(Beginning of Records for the task)

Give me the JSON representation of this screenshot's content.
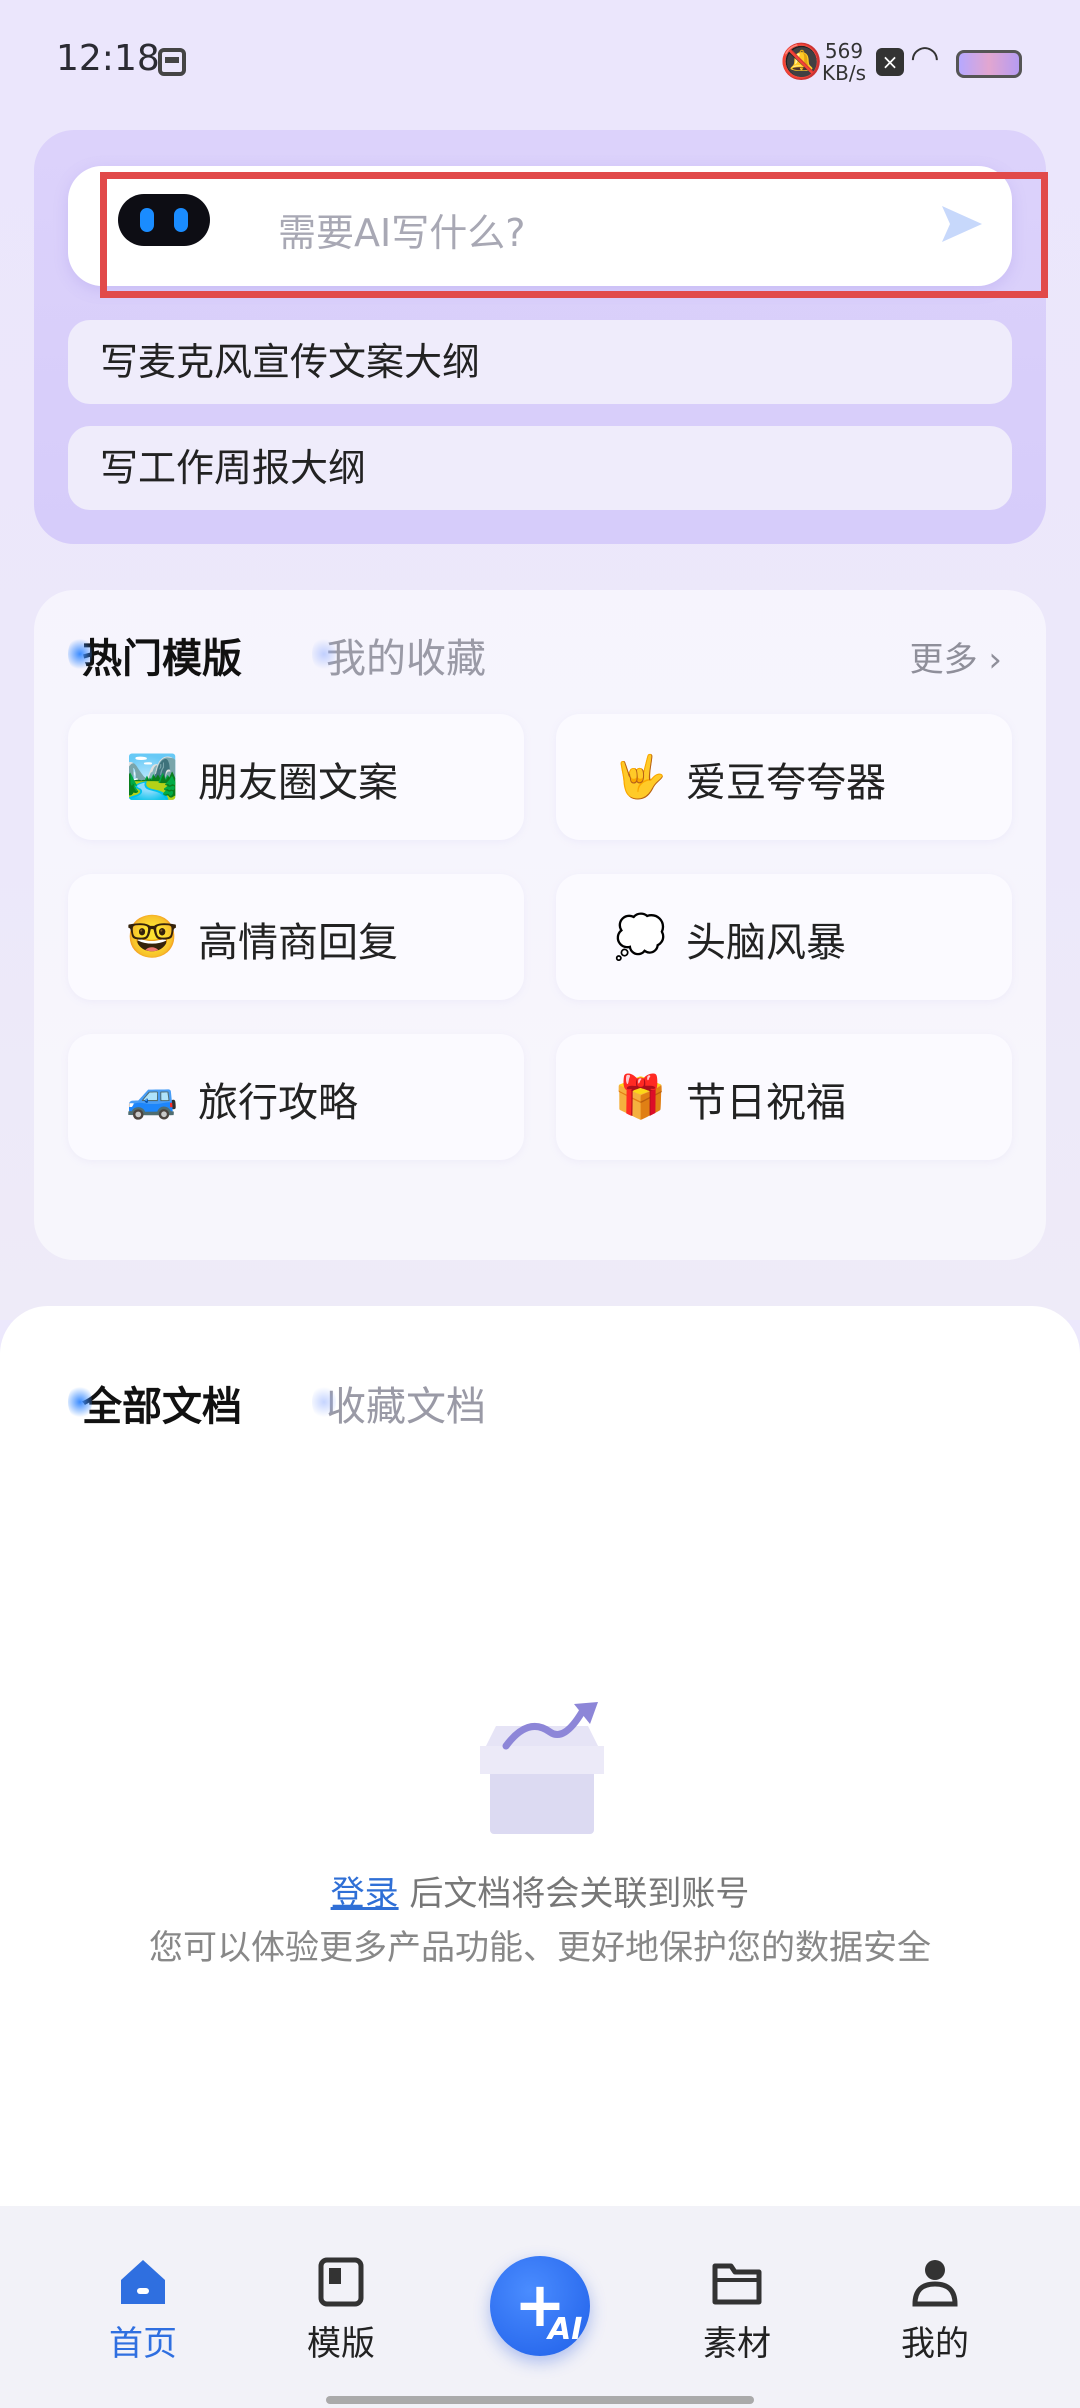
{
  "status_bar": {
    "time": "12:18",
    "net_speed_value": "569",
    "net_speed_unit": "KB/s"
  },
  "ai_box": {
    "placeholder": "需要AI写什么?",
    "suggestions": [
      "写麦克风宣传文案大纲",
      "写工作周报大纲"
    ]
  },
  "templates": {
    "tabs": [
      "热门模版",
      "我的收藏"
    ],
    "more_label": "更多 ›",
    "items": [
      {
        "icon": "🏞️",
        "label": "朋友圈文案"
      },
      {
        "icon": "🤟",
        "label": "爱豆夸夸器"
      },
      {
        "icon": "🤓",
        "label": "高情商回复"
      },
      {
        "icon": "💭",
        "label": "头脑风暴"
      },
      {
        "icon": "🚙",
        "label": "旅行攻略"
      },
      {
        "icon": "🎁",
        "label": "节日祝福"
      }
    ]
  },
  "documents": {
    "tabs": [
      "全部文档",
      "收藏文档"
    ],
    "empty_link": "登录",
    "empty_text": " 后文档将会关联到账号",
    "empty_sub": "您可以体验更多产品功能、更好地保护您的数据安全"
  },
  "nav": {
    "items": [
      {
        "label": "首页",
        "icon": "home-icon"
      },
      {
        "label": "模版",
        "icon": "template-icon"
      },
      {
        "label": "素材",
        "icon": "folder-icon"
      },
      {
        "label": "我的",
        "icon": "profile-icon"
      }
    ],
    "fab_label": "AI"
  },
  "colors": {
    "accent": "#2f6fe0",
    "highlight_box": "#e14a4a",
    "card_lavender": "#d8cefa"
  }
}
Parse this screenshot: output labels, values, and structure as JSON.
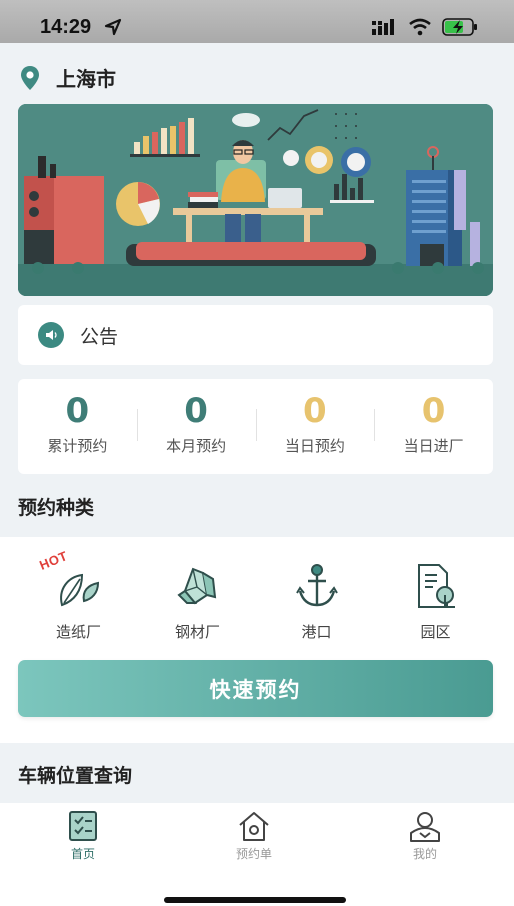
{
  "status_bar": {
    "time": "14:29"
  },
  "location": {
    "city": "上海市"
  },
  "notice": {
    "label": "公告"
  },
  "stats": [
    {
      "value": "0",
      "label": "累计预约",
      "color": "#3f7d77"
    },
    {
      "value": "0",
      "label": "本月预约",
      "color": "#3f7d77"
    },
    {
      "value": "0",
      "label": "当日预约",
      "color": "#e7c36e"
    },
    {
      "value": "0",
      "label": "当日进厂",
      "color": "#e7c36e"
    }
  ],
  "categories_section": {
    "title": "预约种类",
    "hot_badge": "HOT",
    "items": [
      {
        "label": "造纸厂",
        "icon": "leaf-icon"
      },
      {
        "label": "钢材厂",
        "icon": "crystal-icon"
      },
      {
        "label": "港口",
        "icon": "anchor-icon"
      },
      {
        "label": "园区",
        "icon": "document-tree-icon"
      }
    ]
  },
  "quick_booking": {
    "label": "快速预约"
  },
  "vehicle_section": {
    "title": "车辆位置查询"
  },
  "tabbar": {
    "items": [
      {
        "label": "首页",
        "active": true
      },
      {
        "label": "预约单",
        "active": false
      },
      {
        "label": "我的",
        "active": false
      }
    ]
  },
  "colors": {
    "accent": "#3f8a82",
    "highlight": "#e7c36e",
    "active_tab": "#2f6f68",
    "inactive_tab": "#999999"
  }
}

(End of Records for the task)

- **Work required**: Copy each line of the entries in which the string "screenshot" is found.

- **Output of the task**:
Give me the JSON representation of this screenshot's content.
Parse this screenshot: output labels, values, and structure as JSON.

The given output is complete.